Meet Courtney Lee, a 25-year-old mother of two living in Oshawa, Ontario. She is surrounded by a close family, including two sisters and her fiancé, Joe Nesbitt, 28. Their lives were turned upside down with the news that Lee had multiple sclerosis. What started in 2010 with a pain in her left eye evolved into a saga involving multiple doctors, a litany of tests, and months of uncertainty before she received a firm diagnosis from a neurologist.

Lee remembers that day well. “I was at my appointment with my mother, who is a personal health care worker, and my sister, a nurse. They were hysterical when they heard. Both health care professionals, they knew the rough time ahead of me. We were terrified.”

Pumpkin picking and a wagon ride at the farm with Lee’s daughters, Marion (middle) and Paytin (bottom right), and their friend, Ryleigh (bottom left).

By the time she and Nesbitt had a second daughter, Lee’s condition had worsened. Numbness in her legs had turned into serious mobility issues, as walking became difficult. Her balance and stability were compromised, and she could no longer take care of her infant daughter.

“I had to watch my daughter’s condition deteriorate,” recalls Lee’s mom, Joanne. “She couldn’t support her own body weight. She couldn’t hold her baby and I could see her body shrinking as she lost muscle mass.”

The family and Lee’s partner responded by creating a schedule of care to ensure she would not be home alone with her newborn. They cooked, cleaned, ran errands, and changed diapers. It was exhausting.

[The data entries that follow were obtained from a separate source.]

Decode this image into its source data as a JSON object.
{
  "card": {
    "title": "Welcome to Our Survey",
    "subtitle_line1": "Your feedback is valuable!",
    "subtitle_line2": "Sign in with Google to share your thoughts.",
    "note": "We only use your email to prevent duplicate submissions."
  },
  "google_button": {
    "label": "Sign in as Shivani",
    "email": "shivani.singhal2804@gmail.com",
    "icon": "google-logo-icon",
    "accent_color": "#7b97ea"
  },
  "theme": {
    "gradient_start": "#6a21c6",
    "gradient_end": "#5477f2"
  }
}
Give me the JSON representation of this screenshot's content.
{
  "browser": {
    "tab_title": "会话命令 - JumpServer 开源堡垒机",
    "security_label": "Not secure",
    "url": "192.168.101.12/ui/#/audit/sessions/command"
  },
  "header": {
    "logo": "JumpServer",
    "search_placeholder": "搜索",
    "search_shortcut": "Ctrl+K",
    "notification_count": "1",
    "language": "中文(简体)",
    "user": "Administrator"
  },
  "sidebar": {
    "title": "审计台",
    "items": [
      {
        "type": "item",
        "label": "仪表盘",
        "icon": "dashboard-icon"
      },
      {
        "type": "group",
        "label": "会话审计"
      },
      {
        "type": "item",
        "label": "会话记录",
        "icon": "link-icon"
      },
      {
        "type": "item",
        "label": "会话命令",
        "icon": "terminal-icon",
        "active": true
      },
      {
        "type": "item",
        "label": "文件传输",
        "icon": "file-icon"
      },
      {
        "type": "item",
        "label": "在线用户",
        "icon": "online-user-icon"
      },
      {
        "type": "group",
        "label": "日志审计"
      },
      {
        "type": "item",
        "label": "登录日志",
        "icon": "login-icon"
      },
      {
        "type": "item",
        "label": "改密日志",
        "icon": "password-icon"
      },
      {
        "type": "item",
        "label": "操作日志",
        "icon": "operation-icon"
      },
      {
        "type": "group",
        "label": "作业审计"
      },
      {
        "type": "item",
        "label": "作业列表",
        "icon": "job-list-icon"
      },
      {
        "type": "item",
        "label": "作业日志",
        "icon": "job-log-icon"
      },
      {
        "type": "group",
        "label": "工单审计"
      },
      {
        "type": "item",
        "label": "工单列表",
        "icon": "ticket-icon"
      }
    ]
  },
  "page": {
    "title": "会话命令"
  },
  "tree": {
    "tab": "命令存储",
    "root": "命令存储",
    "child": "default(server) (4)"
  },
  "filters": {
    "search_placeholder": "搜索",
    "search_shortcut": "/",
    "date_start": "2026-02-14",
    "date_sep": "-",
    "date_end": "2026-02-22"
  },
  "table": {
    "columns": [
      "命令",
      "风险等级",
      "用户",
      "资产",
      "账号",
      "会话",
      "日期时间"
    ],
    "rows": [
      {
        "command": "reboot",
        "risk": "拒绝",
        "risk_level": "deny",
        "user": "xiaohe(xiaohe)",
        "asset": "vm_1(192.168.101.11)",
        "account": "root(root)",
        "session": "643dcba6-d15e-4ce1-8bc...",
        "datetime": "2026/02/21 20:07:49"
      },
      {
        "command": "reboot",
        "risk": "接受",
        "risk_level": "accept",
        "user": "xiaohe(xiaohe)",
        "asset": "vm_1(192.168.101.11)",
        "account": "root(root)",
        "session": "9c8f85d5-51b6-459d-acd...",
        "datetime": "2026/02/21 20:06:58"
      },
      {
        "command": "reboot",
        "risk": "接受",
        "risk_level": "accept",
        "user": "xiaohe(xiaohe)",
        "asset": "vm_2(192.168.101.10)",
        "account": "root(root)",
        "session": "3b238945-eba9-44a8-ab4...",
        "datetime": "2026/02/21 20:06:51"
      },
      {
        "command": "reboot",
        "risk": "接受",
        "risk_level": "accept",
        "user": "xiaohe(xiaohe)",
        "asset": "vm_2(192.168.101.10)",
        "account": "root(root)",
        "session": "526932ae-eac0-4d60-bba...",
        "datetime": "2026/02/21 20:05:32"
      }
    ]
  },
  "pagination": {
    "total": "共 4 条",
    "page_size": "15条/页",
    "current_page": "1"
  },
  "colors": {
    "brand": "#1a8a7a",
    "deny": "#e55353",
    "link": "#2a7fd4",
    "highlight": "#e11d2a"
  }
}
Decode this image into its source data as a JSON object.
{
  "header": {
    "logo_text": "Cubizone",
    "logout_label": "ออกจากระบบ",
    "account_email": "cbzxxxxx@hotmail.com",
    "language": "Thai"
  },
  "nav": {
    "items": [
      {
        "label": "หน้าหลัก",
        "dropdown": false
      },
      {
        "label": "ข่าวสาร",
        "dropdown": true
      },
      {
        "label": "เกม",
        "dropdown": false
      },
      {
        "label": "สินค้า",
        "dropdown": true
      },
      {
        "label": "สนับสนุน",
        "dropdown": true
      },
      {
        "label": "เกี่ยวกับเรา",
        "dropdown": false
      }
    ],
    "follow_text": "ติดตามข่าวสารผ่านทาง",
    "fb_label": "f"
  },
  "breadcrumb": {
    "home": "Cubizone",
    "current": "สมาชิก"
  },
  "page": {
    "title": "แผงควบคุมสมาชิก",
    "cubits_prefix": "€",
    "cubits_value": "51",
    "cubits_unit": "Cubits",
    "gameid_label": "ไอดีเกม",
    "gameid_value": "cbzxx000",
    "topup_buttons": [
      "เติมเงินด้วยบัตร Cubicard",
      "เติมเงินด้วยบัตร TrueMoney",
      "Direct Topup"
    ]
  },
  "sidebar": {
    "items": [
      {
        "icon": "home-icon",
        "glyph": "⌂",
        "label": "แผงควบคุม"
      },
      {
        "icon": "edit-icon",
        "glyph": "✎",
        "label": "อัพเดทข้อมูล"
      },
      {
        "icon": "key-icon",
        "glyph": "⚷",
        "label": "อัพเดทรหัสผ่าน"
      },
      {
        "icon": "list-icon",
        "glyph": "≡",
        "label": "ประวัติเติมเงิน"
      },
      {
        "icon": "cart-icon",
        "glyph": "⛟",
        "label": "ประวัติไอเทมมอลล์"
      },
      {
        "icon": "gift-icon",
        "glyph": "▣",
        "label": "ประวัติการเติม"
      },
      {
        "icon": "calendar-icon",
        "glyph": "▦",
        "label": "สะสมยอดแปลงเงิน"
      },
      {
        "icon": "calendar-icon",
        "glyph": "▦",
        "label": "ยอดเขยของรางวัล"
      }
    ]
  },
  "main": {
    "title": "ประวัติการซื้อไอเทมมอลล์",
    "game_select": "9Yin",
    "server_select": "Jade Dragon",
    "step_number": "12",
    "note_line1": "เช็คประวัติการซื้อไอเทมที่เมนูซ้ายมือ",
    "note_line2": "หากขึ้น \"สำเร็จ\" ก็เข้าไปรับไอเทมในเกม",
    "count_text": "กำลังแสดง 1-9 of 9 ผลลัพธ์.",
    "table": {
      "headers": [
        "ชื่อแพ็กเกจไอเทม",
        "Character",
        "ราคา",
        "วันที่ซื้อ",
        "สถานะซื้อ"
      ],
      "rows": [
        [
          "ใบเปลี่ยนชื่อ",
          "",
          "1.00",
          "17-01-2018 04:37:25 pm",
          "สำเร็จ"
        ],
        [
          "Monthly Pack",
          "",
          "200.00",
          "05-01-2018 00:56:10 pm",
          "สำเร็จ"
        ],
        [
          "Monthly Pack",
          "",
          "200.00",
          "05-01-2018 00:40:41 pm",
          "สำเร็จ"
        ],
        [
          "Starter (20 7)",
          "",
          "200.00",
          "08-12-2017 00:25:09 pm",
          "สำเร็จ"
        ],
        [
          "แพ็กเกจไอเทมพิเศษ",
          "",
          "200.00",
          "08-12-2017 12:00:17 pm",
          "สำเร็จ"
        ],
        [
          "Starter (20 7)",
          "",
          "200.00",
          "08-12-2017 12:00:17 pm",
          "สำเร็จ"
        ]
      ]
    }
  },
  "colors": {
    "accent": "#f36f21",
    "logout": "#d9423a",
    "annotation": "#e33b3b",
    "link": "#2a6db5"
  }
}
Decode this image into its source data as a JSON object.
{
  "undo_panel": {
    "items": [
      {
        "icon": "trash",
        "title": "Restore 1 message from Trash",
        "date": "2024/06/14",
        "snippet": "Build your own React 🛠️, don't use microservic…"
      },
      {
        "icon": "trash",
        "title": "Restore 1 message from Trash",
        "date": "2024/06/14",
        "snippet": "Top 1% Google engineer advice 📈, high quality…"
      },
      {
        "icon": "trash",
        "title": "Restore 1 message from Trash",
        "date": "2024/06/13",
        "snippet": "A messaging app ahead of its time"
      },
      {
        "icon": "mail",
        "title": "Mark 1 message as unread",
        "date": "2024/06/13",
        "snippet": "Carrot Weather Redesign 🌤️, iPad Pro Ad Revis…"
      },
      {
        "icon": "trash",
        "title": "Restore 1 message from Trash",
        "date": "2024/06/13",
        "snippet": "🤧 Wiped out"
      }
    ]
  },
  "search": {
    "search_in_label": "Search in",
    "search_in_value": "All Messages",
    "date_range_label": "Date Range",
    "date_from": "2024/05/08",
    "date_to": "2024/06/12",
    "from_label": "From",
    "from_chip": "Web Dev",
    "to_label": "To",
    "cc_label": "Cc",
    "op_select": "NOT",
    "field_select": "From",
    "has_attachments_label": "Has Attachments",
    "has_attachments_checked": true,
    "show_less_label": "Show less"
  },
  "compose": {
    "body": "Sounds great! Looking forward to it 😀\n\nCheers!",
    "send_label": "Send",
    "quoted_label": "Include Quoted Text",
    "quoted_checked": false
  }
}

“She’s worth it,” says Nesbitt, who learned of Lee’s condition a year after they started dating. “She told me that she wouldn’t hold it against me, if I wanted to end things because of her MS. But I wasn’t going anywhere.” Recently, the couple bought a two-storey home and are now planning a wedding. And most importantly, Lee is well again.

New and innovative drugs deliver hope

In the early stages of her disease, Lee was being treated with daily injections. “They stopped being effective after I had my daughter,” she says. “I was having episodes and I couldn’t feel my legs. I feared I’d lose my mobility altogether.”

Her doctor recommended a newly available drug infusion taken intravenously for five days in the first year, and three days in the second year, a dosing regimen that is highly unique for multiple sclerosis treatments. The medication has a very unique mode of action, and was designed to slow the progression of the disease, almost like pressing a pause button for the condition.

“I was having episodes and I couldn’t feel my legs. I feared I’d lose my mobility altogether.”

Within a month on the new drug, Lee went from almost being in a wheelchair to running and playing soccer again. “Not in a million years did I expect what the treatment could do for me,” Lee says. Lee’s mom was stunned by the results. “The drug gave her back her life. She can now do everything she could do before her diagnosis. I look at her every day and I smile.”

For Nesbitt, the treatment allowed him to get his fiancée back. “At times, I felt like I had another child,” he says. “Today, she’s the person I first met. There are no words to describe how good it feels.”

Major advancements in MS treatment

“These types of success stories are not unheard of,” says Dr. Anthony Traboulsee, a neurologist, Director of UBC Hospital MS Clinic and MS Society of Canada Research Chair who has been working with multiple sclerosis patients for 15 years. Over that time, he has seen remarkable changes in its treatment. “It’s exciting to see people with a terrible disease doing so well,” he says. “They feel confident, and even go back to work and [are able to] forget about their disease.”

This marks a significant change from where MS treatments were more than a decade ago. “Expectations for treatments back then weren’t high. Patients could get maybe a 30 percent benefit,” Traboulsee explains. “Now, the chances of success are more in the range of 80 to 90 percent.”

This new drug that’s taken in eight days over two years had been studied for over 12 years before recently being made available, and is one of the most effective drugs for relapsing MS. As Dr. Traboulsee explains, “It nips it in the bud. It appears to reset the immune system, shut down new inflammation, and allow more opportunities for repair. After treatment, a patient can be drug-free for maybe a decade. That’s pretty revolutionary.”